How do you know if you’re successful? Well, if you are a student, a key performance indicator (KPI) is your grade point average. If you are a hockey goalie, it’s your goals against average. If you are a sales rep, it’s your sales relative to quota. But if you are a marketer, what KPI do you use?
The wide array of promotion channels now available to pharmaceutical marketers has provided a significant opportunity to engage customers based upon their preferences. However, measuring the success of these marketing campaigns has become more challenging. Today, the pharmaceutical industry tends to measure engagement with our tactics. A few examples:
- The e-mail open rate was 2%.
- We had 5,000 hits on the product Web page last month.
- Session time on the Web site averaged 1.5 minutes.
- The average duration of a completed call from the call center was 90 seconds.
While these metrics may generate some interest, they provide little information as to whether these tactics were successful. And understanding what action to take based upon this data is not clear. Perhaps adding benchmarks will provide the appropriate context:
- The e-mail open rate was 2%, compared with a benchmark of 1%.
- We had 5,000 hits on the product Web page last month, compared with a benchmark of 4,000.

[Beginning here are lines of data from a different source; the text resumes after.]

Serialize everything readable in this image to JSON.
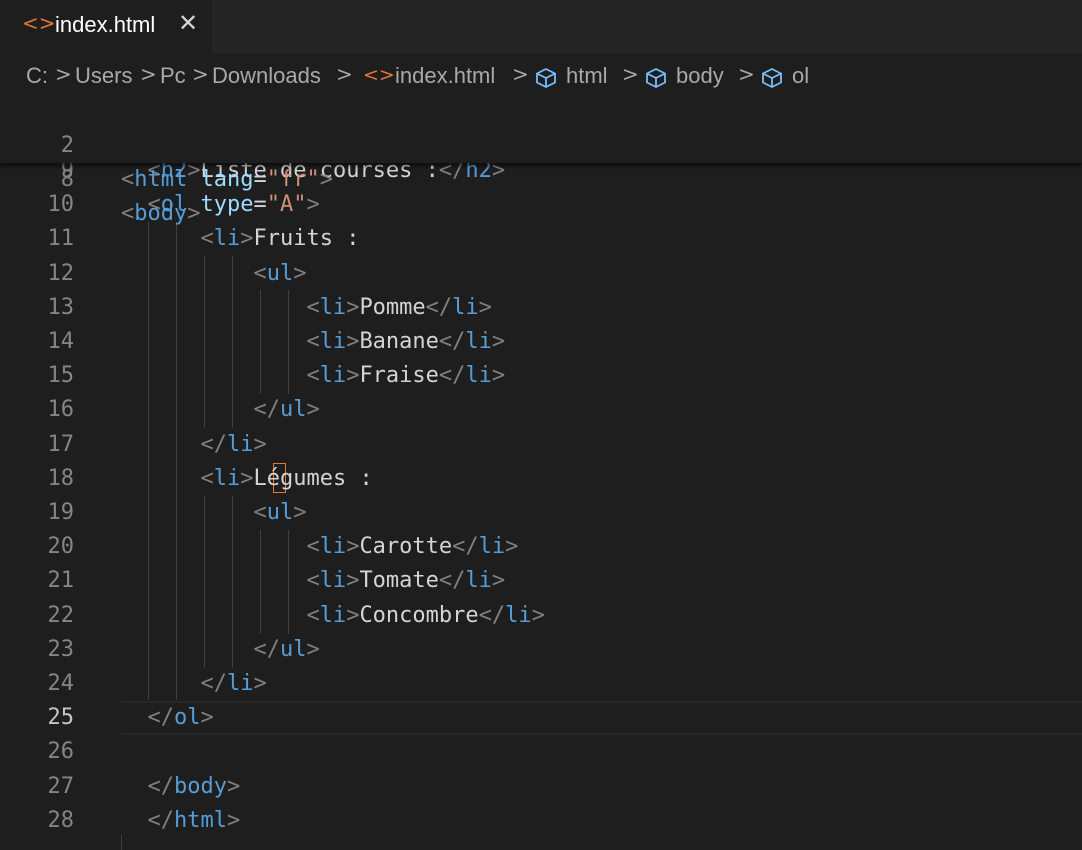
{
  "tab": {
    "icon": "<>",
    "label": "index.html",
    "close": "✕"
  },
  "breadcrumb": {
    "sep": ">",
    "items": [
      "C:",
      "Users",
      "Pc",
      "Downloads",
      "index.html",
      "html",
      "body",
      "ol"
    ]
  },
  "sticky": [
    {
      "n": "2",
      "t": "<html lang=\"fr\">"
    },
    {
      "n": "8",
      "t": "<body>"
    }
  ],
  "editor": {
    "active_line": "25",
    "lines": [
      {
        "n": "9",
        "t": "  <h2>Liste de courses :</h2>"
      },
      {
        "n": "10",
        "t": "  <ol type=\"A\">"
      },
      {
        "n": "11",
        "t": "      <li>Fruits :"
      },
      {
        "n": "12",
        "t": "          <ul>"
      },
      {
        "n": "13",
        "t": "              <li>Pomme</li>"
      },
      {
        "n": "14",
        "t": "              <li>Banane</li>"
      },
      {
        "n": "15",
        "t": "              <li>Fraise</li>"
      },
      {
        "n": "16",
        "t": "          </ul>"
      },
      {
        "n": "17",
        "t": "      </li>"
      },
      {
        "n": "18",
        "t": "      <li>Légumes :"
      },
      {
        "n": "19",
        "t": "          <ul>"
      },
      {
        "n": "20",
        "t": "              <li>Carotte</li>"
      },
      {
        "n": "21",
        "t": "              <li>Tomate</li>"
      },
      {
        "n": "22",
        "t": "              <li>Concombre</li>"
      },
      {
        "n": "23",
        "t": "          </ul>"
      },
      {
        "n": "24",
        "t": "      </li>"
      },
      {
        "n": "25",
        "t": "  </ol>"
      },
      {
        "n": "26",
        "t": ""
      },
      {
        "n": "27",
        "t": "  </body>"
      },
      {
        "n": "28",
        "t": "  </html>"
      }
    ]
  },
  "colors": {
    "tag": "#569cd6",
    "attr": "#9cdcfe",
    "string": "#ce9178",
    "bracket": "#808080",
    "text": "#d4d4d4",
    "cursor": "#e37933"
  }
}
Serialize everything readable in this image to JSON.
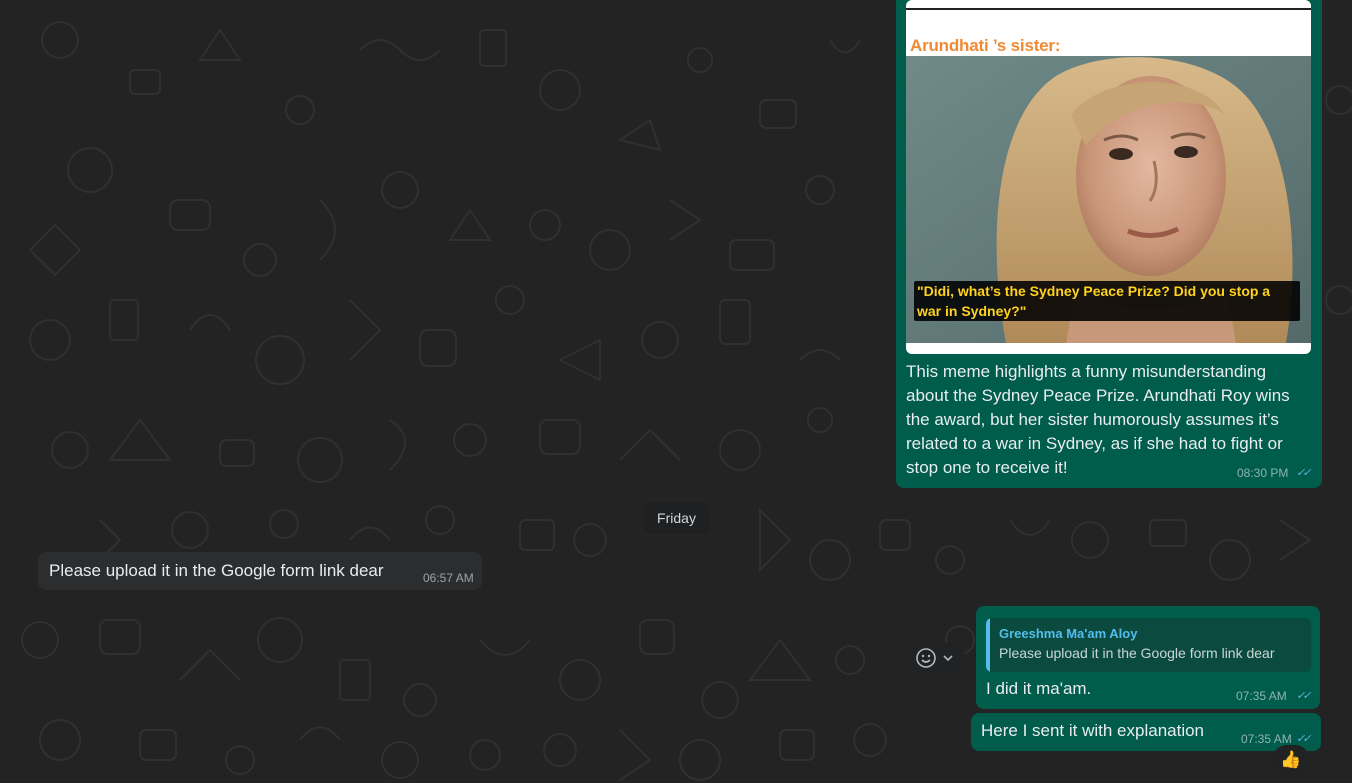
{
  "meme_message": {
    "heading": "Arundhati ’s sister:",
    "caption": "\"Didi, what’s the Sydney Peace Prize? Did you stop a war in Sydney?\"",
    "text": "This meme highlights a funny misunderstanding about the Sydney Peace Prize. Arundhati Roy wins the award, but her sister humorously assumes it’s related to a war in Sydney, as if she had to fight or stop one to receive it!",
    "time": "08:30 PM",
    "status_icon": "double-check-icon"
  },
  "date_separator": "Friday",
  "incoming_message": {
    "text": "Please upload it in the Google form link dear",
    "time": "06:57 AM"
  },
  "reply_message": {
    "quoted_author": "Greeshma Ma'am Aloy",
    "quoted_text": "Please upload it in the Google form link dear",
    "text": "I did it ma'am.",
    "time": "07:35 AM",
    "status_icon": "double-check-icon"
  },
  "last_message": {
    "text": "Here I sent it with explanation",
    "time": "07:35 AM",
    "status_icon": "double-check-icon",
    "reaction": "👍"
  },
  "colors": {
    "outgoing_bubble": "#005c4b",
    "incoming_bubble": "#2b2d2e",
    "background": "#222322",
    "read_ticks": "#53bdeb",
    "meme_heading": "#f08a33",
    "meme_caption": "#ffd21f"
  }
}
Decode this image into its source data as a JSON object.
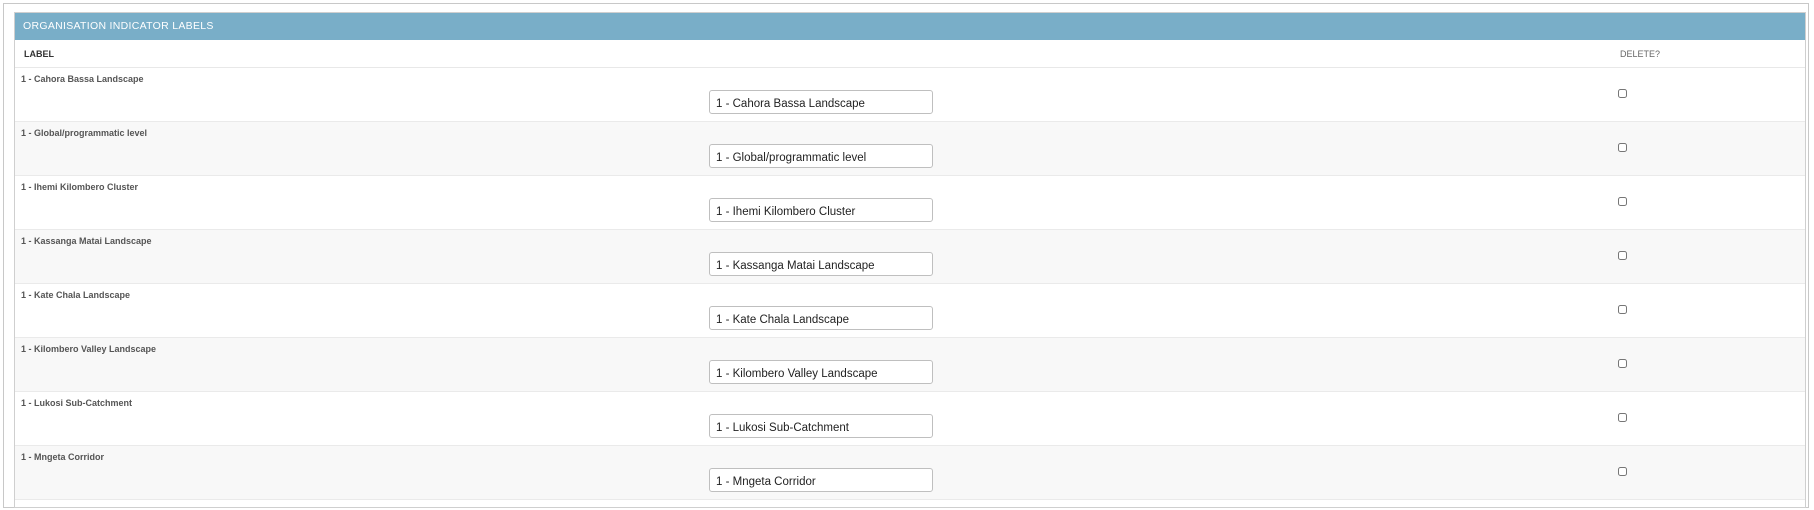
{
  "module": {
    "title": "ORGANISATION INDICATOR LABELS"
  },
  "columns": {
    "label": "LABEL",
    "delete": "DELETE?"
  },
  "rows": [
    {
      "label": "1 - Cahora Bassa Landscape",
      "value": "1 - Cahora Bassa Landscape",
      "delete": false
    },
    {
      "label": "1 - Global/programmatic level",
      "value": "1 - Global/programmatic level",
      "delete": false
    },
    {
      "label": "1 - Ihemi Kilombero Cluster",
      "value": "1 - Ihemi Kilombero Cluster",
      "delete": false
    },
    {
      "label": "1 - Kassanga Matai Landscape",
      "value": "1 - Kassanga Matai Landscape",
      "delete": false
    },
    {
      "label": "1 - Kate Chala Landscape",
      "value": "1 - Kate Chala Landscape",
      "delete": false
    },
    {
      "label": "1 - Kilombero Valley Landscape",
      "value": "1 - Kilombero Valley Landscape",
      "delete": false
    },
    {
      "label": "1 - Lukosi Sub-Catchment",
      "value": "1 - Lukosi Sub-Catchment",
      "delete": false
    },
    {
      "label": "1 - Mngeta Corridor",
      "value": "1 - Mngeta Corridor",
      "delete": false
    }
  ],
  "colors": {
    "header_bg": "#79aec8",
    "header_text": "#ffffff",
    "row_alt_bg": "#f8f8f8"
  }
}
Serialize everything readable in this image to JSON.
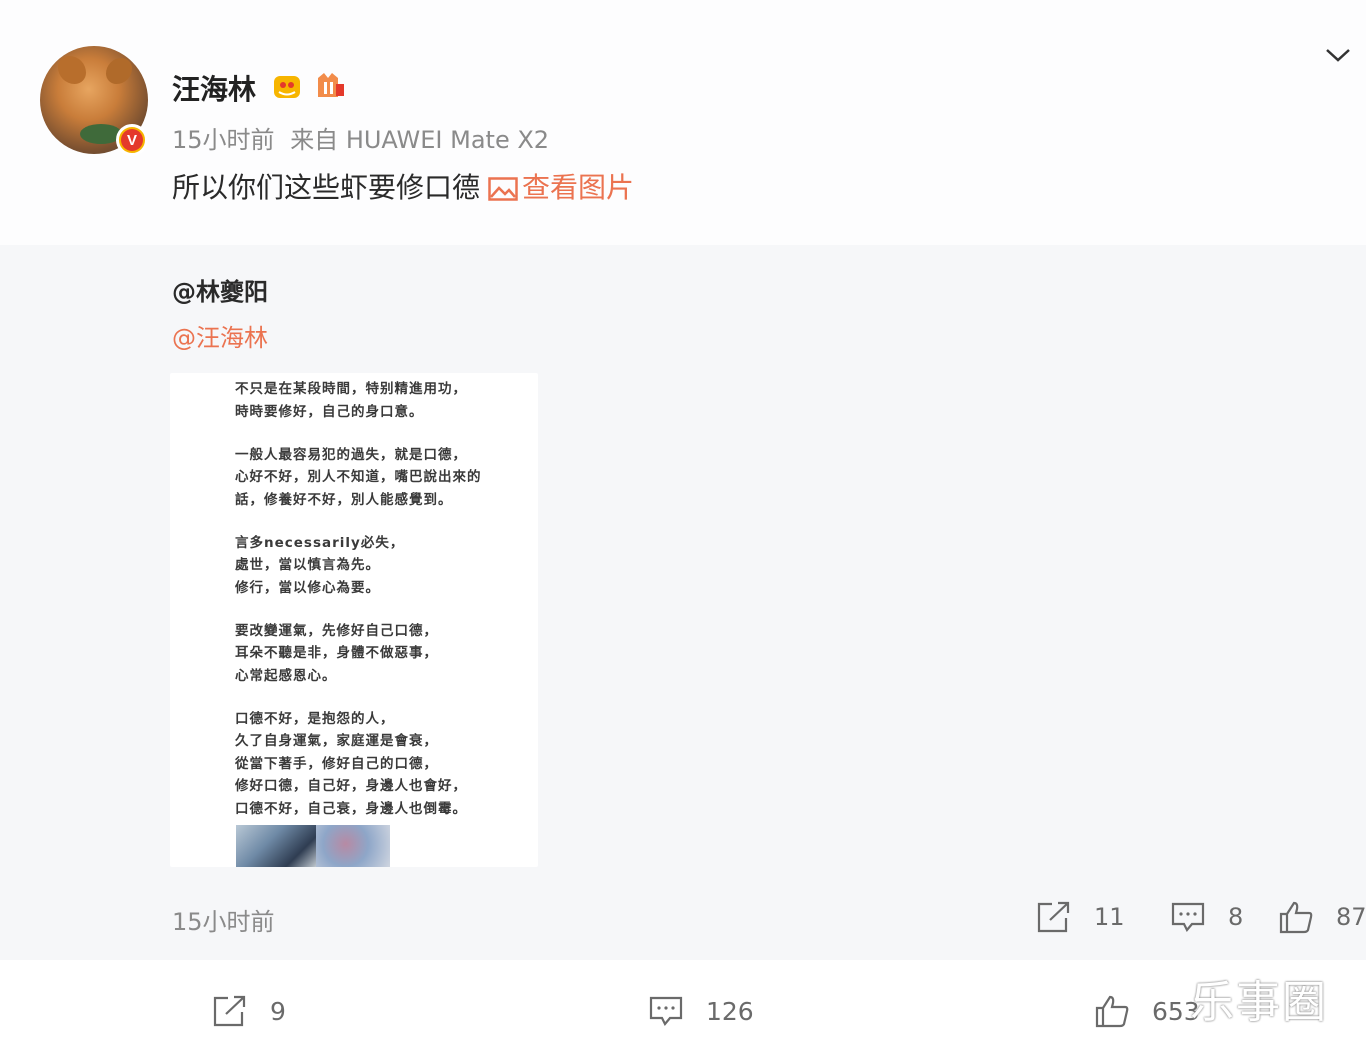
{
  "post": {
    "username": "汪海林",
    "time": "15小时前",
    "source": "来自 HUAWEI Mate X2",
    "text": "所以你们这些虾要修口德",
    "view_picture_label": "查看图片"
  },
  "repost": {
    "author": "@林夔阳",
    "mention": "@汪海林",
    "image_text_lines": [
      "不只是在某段時間，特别精進用功，",
      "時時要修好，自己的身口意。",
      "一般人最容易犯的過失，就是口德，",
      "心好不好，別人不知道，嘴巴說出來的",
      "話，修養好不好，別人能感覺到。",
      "言多necessarily必失，",
      "處世，當以慎言為先。",
      "修行，當以修心為要。",
      "要改變運氣，先修好自己口德，",
      "耳朵不聽是非，身體不做惡事，",
      "心常起感恩心。",
      "口德不好，是抱怨的人，",
      "久了自身運氣，家庭運是會衰，",
      "從當下著手，修好自己的口德，",
      "修好口德，自己好，身邊人也會好，",
      "口德不好，自己衰，身邊人也倒霉。"
    ],
    "time": "15小时前",
    "stats": {
      "repost": "11",
      "comment": "8",
      "like": "87"
    }
  },
  "footer": {
    "repost": "9",
    "comment": "126",
    "like": "653"
  },
  "watermark": "乐事圈"
}
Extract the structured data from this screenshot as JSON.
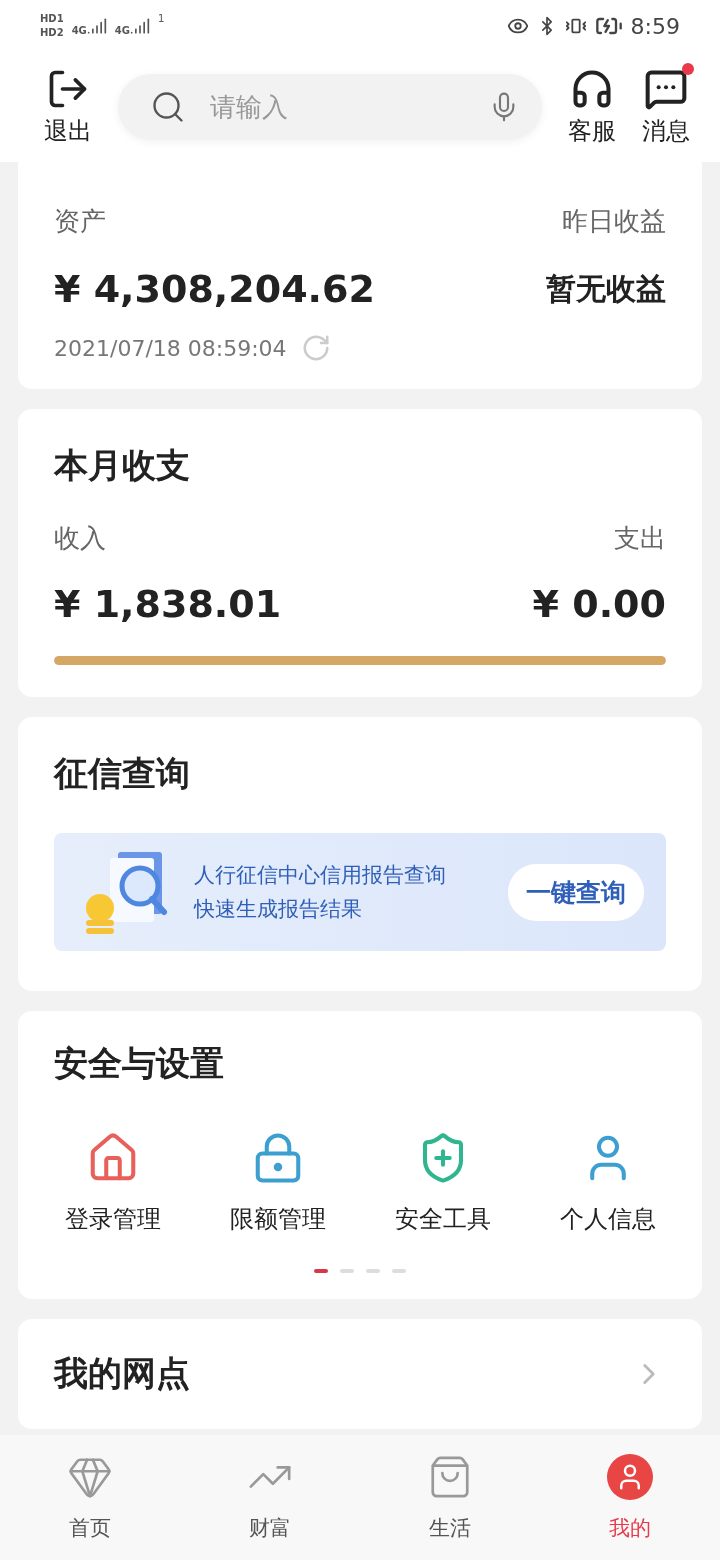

- Session time on the Web site averaged 1.5 minutes, compared with a benchmark of 1 minute.
- The average duration of a completed call from the call center was 90 seconds, compared with a benchmark of 60 seconds.
We beat the benchmark in all cases. Were we successful? If our only goal was to focus on measuring engagement with individual marketing tactics, then yes. But this KPI rarely tells the whole story; to manage the business successfully, we need to know more. Specifically, each of these marketing tactics cost money to produce and deploy, and we want to know whether that was a smart investment. And each tactic delivered a customer experience, leaving an impression with that customer of our company, so we want to know whether the experience was positive and if the customer will engage with us again. What we need are new KPIs.
There are three principles that we use in developing KPIs:
- Longitudinal customer KPIs, not point-in-time tactic KPIs. The KPI examples above were all tactic-level KPIs describing behavior at a point in time. However, longitudinal customer-level KPIs are significantly more insightful. For example, knowing that the top 5% of my customers consistently engaged with my sales and marketing programs over the past six months is much more valuable than knowing what the open rate was for a single e-mail delivered last April.
To better understand customers, combine KPIs. Often, a KPI will describe a single aspect of the promotion tactic. Yet this shows only a small sliver of what is really happening. For each promotion campaign, we are interested in understanding:
- Whether the customer has engaged consistently over time
- If it generated revenue
- Why the customer engaged (or didn’t engage)
By combining all three KPIs, we know who has consistently engaged (and who has modestly engaged or not engaged) over time, how that has changed sales and why the customer engaged. It is this complete picture that enables us to obtain a clear view of our success in the marketplace and how to continue to optimize performance going forward.
- Link KPIs to the business. Prior to designing and launching KPIs, it is important to start with the business question, identify what information is needed, how the KPI will be calculated and how frequently, and who will use it. If a business decision won’t be made using the KPI, then don’t produce it.
With more and more customer data available, companies must focus on those KPIs that truly inform smart business decisions. What business decisions are made from KPIs produced in your company?